However, the meaning of the word can not reduced to just sense and reference and the way they mutually influence each other. There are at least three other relevant factors in how words give meaning.
Firstly, there is the ‘context’ of the word. According to cognitive linguistics, words have an encyclopedic knowledge that allows us to make sense of what the words are meaning. When talking about the cat in “the dog is chasing the cat,” not only do we have the standard sense of what a cat is and the specific reference, but there is also implicit knowlede about the cat that thelps inform the scence. For instance, it is known that cats are reguarly chased by dogs, and it is this piece of encyclopedia knowledge that helps refine the sense of meaning of the word cat, especially in the sentence. Or, when Paul speaks of confessng Jesus as Lord in Romans 10.9, there is not just the semantic sense of the word in play, but also the way κύριος is used in the Septuagint at the Greek translation of the Tetragrammaton. The wider context of a words usage, which spans beyond the specific sense of a word, provides a range of material that can impact the meaning of the word when uses in the relevant contexts that makes those understandings salient.
Secondly, there is knowledge of the grammatical function of a word. We know that “cat” and “cow” are nouns, that “run” is verb, that “and” is a conjunction, etc. These grammatical funtions, while often taken for granted, are often critical for making sense of words in sentences. We know that “cat” as something. This might seem rather insignificant, but consider how often times words are used in multiple ways. For instance, a gerund “running” can be used with a noun or a verb, which changes how the word means in the sentence. This specific grammatical knowledge impinges on how words mean.

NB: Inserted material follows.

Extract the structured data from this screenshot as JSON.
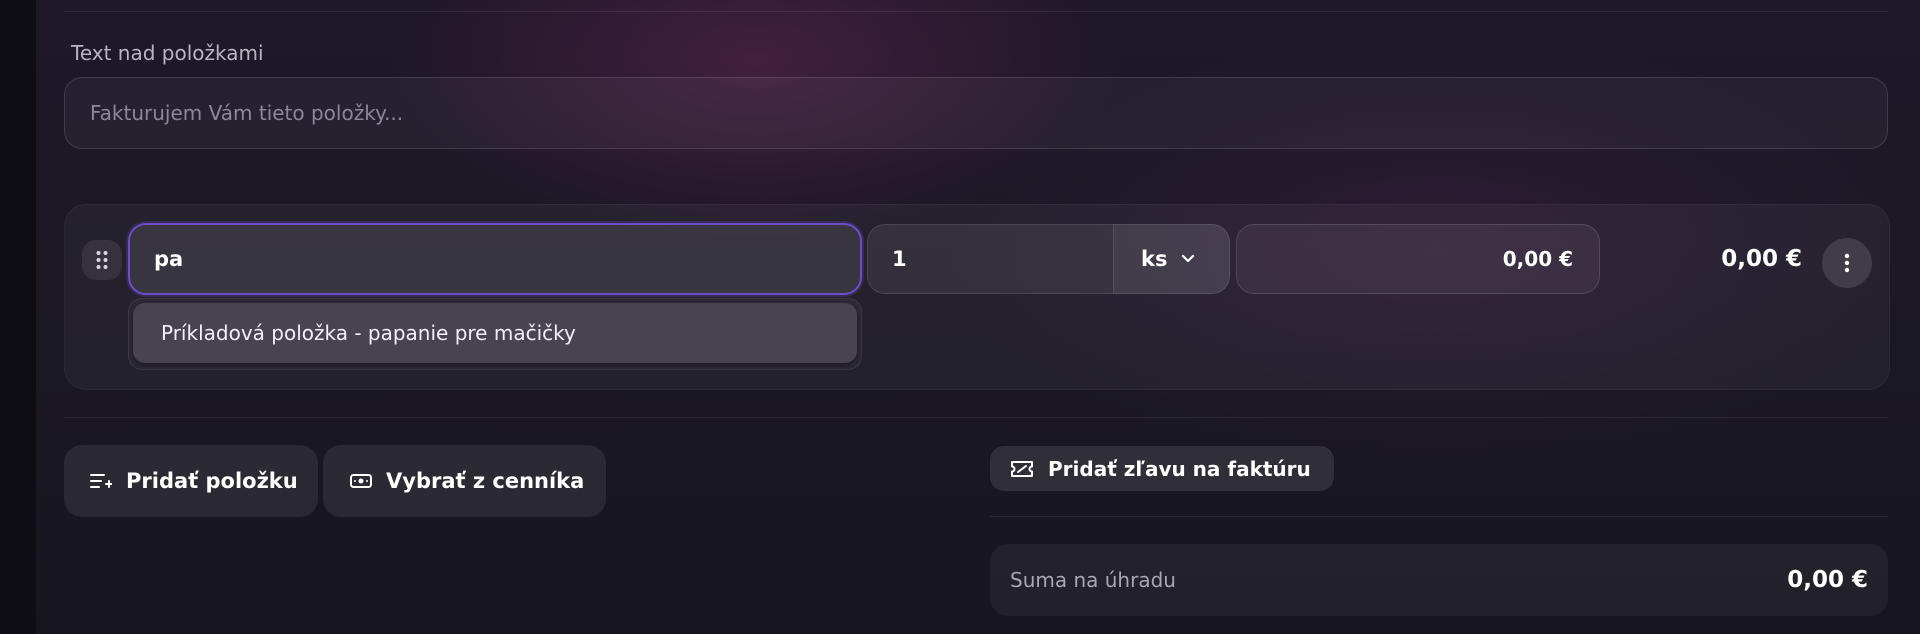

Thirdly, there is the actually sensory experience of the word itself, which is known in structuralism as the sign. Words, especially when spoken have a potential contribution to understanding the meanings of the word, especially in unique contexts. Asides from onomatopeia’s, which words whose sounds are an approximately represent of non-linguistic sounds, the sound of words becoming significant for meaning in non-conventional uses. For instance, imagine a dating partner or spouse who has a predilection towards puns and their partner affectionately refers to them as “Puney,” as a portmanteau of Pun and Honey. Or, to press on beyond that, sometimes the sounds of names can be used in unique ways, such as my name Owen could be used as a game chant to win a game.

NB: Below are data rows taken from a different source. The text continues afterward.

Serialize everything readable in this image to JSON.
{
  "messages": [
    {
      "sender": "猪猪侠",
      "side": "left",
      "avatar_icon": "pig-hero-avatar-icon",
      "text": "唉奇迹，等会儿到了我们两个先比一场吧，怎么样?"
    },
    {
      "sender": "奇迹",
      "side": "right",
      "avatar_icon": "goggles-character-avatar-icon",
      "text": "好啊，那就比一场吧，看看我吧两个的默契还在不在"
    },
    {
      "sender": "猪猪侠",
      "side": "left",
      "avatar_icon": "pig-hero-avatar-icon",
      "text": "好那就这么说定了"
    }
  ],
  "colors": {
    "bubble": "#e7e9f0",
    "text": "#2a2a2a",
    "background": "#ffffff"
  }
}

The overarching point here is in normal language usage, the meaning of a word comes from, to use a previous metaphor, various streams that come together. Meanings can not be reduced to semantics sense and real-world references, and the interaction between those two. There are multiple streams that when they come together influence each other. Sometimes these streams are weak so as to be irrelevant, such as grammatical function and the sound of the word, and sometimes these streams are not really knowable apart from the specific context, such as the encyclopedia knowledge. While sense and reference are usually the most powerful streams and are thus given the greatest emphasis in the philosophical and study of language, this does not diminish the way these other, various streams can be be relevevant in giving a word a different meaning.